“Does Growing Up in Tax-Subsidized Housing Lead to Higher Earnings and Educational Attainment?” This paper investigates the effects of the Low-Income Housing Tax Credit (LIHTC) on residents of buildings qualifying for the credit. Specifically, it analyzes whether individuals who grow up in LIHTC housing are more likely to enroll in post-secondary education programs and have higher earnings as adults. Using administrative tax records, I find that each additional year spent in LIHTC housing as a child is associated with an average 4.3 percent increase in the likelihood of attending a higher education program for four years or more, and a 5.7 percent increase in future earnings. Furthermore, I find that there are heterogeneous effects when comparing individuals who live in LIHTC housing located in neighborhoods with different characteristics, and among families that have varying income levels and varying levels of housing security prior to moving into a LIHTC building. Based on this analysis, it is likely that the housing subsidy provides some families with a more stable living situation and with more disposable income.

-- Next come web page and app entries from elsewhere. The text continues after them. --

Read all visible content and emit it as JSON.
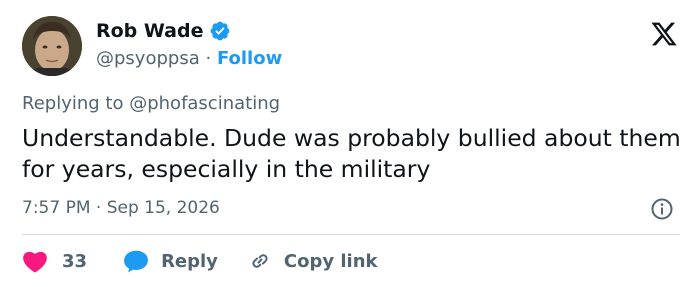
{
  "author": {
    "name": "Rob Wade",
    "handle": "@psyoppsa",
    "separator": "·",
    "follow_label": "Follow",
    "verified": true
  },
  "platform_icon": "x-logo-icon",
  "replying": {
    "prefix": "Replying to",
    "mention": "@phofascinating"
  },
  "tweet": {
    "text": "Understandable. Dude was probably bullied about them for years, especially in the military",
    "timestamp": "7:57 PM · Sep 15, 2026"
  },
  "actions": {
    "like_count": "33",
    "reply_label": "Reply",
    "copy_label": "Copy link"
  },
  "colors": {
    "accent": "#1d9bf0",
    "like": "#f91880",
    "muted": "#536471",
    "text": "#0f1419"
  }
}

“Worker and Spousal Responses to Automatic Enrollment" with Kathleen Mackie and Jake Mortenson This paper estimates the saving effects of automatically enrolling employees in retirement plans, examining a large set of firms and incorporating savings responses beyond employer-sponsored plans. We construct an original data set − using tax returns, payroll filings, and retirement distributions from information returns − for employees at 751 US-based firms that adopted automatic enrollment between 2010 and 2016. We use these data estimate the effects of the policy on retirement plan contributions, withdrawals, and net retirement savings − for both employees and their spouses − by comparing workers hired in the years before and after each firm adopted automatic enrollment. We estimate that in the first year after hiring, automatic enrollment increases plan participation by approximately 80 percent (36 percentage points) and increases retirement savings contributions (as a percent of wages) by about 50 percent (1.2 percentage points). Spouses of employees at these firms do not alter their saving behavior in response to the policy, and employees do not alter IRA contributions. However, automatic enrollment also increases the likelihood that an employee will take a withdrawal from their retirement account by 35 percent (4 percentage points). This effect is driven by employees who take withdrawals when separating from their employer. We find that savings effects are increasing in wages − with the lowest wage quintile increasing savings at roughly one-quarter the level of the top quintile − consistent with the “percent of compensation” structure of default contributions. In the medium run (after three years) the effects dissipate but remain discernible from the control group.
“Changes in Retirement Savings During the COVID Pandemic” with Lucas Goodman, Kathleen Mackie, and Jake Mortenson This paper documents changes in retirement saving patterns at the onset of the COVID-19 pandemic. We construct a large panel of U.S. tax data, including tens of millions of person-year observations, and measure retirement savings contributions and withdrawals. We use these data to document several important changes in retirement savings patterns during the pandemic years relative to the years preceding the pandemic or the Great Recession. First, unlike during the Great Recession, contributions to retirement savings vehicles did not meaningfully decline. Second, driven by the suspension of required minimum distribution rules, IRA withdrawals substantially declined in 2020 for those older than age 72. Third, potentially driven by job-separation induced leakage and suspension of the early withdrawal penalty, employer-plan withdrawals increased for those under age 60.